++++ DATASET ++++
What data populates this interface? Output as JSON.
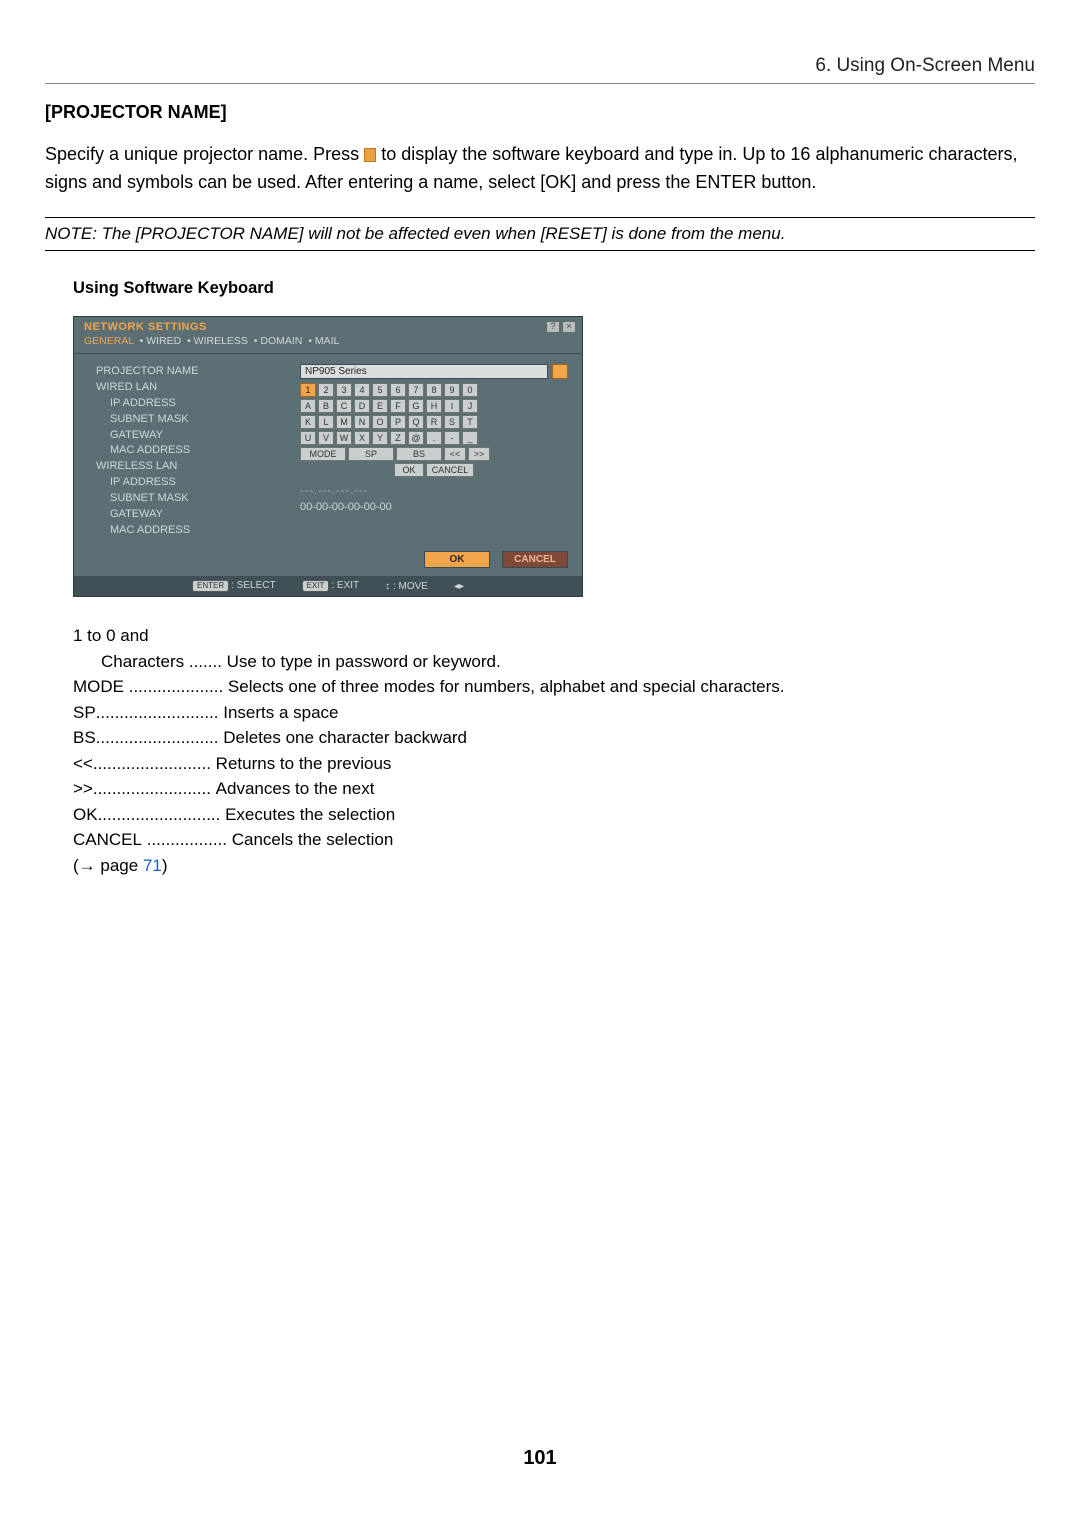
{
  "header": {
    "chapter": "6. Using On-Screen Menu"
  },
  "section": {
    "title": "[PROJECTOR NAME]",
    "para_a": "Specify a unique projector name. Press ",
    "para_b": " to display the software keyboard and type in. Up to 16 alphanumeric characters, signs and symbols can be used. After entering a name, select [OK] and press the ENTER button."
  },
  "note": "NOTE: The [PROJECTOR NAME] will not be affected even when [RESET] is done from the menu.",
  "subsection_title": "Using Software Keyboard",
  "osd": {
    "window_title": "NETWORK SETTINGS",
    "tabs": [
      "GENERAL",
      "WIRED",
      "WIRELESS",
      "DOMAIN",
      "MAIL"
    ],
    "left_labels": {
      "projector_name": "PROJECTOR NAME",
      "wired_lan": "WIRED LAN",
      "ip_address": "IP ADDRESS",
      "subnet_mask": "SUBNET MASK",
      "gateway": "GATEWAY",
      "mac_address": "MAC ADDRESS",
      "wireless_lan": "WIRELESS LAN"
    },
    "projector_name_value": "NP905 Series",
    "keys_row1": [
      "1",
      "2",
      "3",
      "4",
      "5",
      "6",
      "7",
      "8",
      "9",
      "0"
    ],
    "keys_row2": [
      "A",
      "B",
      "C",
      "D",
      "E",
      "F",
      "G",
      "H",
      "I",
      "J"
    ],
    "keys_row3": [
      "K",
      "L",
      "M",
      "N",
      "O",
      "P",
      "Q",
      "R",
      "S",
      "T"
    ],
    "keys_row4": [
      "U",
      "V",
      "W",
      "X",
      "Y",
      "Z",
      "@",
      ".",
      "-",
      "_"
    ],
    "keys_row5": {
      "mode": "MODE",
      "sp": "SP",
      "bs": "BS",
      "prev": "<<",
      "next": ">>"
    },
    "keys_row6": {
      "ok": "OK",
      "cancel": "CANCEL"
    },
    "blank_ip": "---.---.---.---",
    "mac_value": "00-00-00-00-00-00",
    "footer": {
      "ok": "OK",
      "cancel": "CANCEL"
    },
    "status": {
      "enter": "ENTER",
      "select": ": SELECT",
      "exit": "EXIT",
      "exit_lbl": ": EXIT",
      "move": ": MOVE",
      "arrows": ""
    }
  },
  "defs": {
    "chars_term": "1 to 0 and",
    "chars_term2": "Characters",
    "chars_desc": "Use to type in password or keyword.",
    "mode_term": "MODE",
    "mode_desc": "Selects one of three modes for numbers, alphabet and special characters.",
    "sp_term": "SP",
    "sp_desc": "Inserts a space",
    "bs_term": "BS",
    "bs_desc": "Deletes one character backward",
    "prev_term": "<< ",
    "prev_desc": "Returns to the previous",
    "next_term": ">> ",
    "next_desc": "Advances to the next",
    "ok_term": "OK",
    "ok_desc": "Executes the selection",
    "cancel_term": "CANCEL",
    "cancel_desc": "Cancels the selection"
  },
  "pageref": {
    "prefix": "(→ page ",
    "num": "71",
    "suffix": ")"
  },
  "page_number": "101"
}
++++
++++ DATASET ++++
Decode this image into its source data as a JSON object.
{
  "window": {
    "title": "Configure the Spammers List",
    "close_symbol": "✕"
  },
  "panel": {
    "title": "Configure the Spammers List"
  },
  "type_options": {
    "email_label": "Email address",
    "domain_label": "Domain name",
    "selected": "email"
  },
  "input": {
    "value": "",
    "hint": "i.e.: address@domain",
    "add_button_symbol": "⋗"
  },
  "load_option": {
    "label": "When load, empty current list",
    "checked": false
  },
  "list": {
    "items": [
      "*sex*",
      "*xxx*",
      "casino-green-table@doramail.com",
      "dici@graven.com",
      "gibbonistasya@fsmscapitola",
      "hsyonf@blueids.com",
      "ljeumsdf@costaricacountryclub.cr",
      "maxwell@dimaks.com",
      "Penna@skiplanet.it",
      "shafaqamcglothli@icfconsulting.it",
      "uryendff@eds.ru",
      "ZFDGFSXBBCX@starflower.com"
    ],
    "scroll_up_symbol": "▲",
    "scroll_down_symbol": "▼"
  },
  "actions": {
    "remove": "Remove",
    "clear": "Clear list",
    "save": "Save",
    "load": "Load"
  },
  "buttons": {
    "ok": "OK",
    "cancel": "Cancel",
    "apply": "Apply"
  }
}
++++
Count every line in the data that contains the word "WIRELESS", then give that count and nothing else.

2